___ RECORDED INFORMATION
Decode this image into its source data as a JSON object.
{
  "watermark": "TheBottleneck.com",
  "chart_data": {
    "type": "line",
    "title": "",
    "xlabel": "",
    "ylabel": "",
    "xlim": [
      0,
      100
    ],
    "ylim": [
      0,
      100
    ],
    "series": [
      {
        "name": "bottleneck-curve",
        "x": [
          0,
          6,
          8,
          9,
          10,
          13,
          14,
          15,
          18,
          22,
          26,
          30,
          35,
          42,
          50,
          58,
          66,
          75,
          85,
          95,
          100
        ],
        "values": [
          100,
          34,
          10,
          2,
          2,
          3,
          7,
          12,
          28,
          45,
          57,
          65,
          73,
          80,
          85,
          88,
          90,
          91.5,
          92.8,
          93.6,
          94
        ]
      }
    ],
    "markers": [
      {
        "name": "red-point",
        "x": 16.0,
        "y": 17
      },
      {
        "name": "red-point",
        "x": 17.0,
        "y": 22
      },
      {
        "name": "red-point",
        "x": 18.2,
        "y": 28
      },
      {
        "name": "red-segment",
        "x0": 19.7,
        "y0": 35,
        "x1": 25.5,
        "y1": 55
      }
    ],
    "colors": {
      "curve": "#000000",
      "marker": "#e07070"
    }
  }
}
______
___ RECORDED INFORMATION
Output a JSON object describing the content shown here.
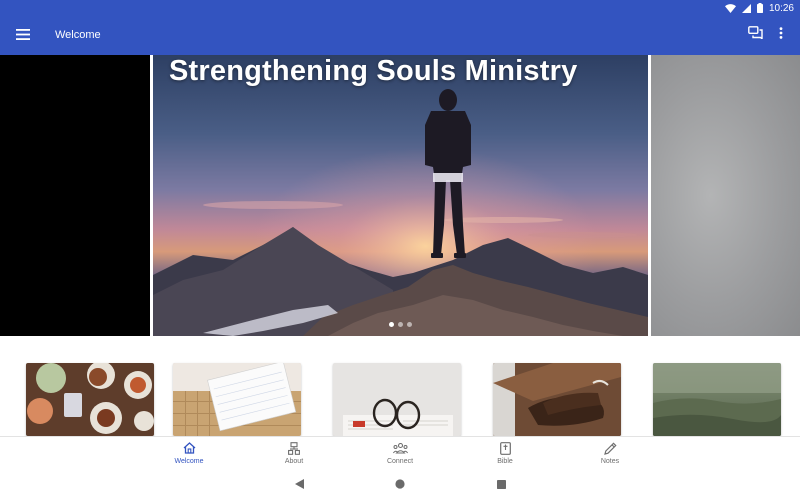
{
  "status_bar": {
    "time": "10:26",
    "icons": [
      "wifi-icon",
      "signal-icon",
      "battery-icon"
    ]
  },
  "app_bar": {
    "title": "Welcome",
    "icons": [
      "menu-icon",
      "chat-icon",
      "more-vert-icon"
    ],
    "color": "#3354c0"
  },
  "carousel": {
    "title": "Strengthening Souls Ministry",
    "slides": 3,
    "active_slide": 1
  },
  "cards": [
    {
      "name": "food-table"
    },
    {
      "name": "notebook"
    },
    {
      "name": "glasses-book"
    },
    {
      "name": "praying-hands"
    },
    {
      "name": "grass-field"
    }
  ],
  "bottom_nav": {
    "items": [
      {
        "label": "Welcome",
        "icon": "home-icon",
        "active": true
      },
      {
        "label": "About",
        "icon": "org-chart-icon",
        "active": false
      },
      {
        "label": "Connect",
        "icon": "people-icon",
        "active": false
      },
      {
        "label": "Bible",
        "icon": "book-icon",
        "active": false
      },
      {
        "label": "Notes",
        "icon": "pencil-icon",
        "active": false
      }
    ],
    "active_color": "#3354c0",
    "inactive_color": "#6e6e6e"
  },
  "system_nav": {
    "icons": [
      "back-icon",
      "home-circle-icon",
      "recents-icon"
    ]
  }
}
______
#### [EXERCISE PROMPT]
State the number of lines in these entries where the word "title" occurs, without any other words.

#### [EXERCISE RESULT]
3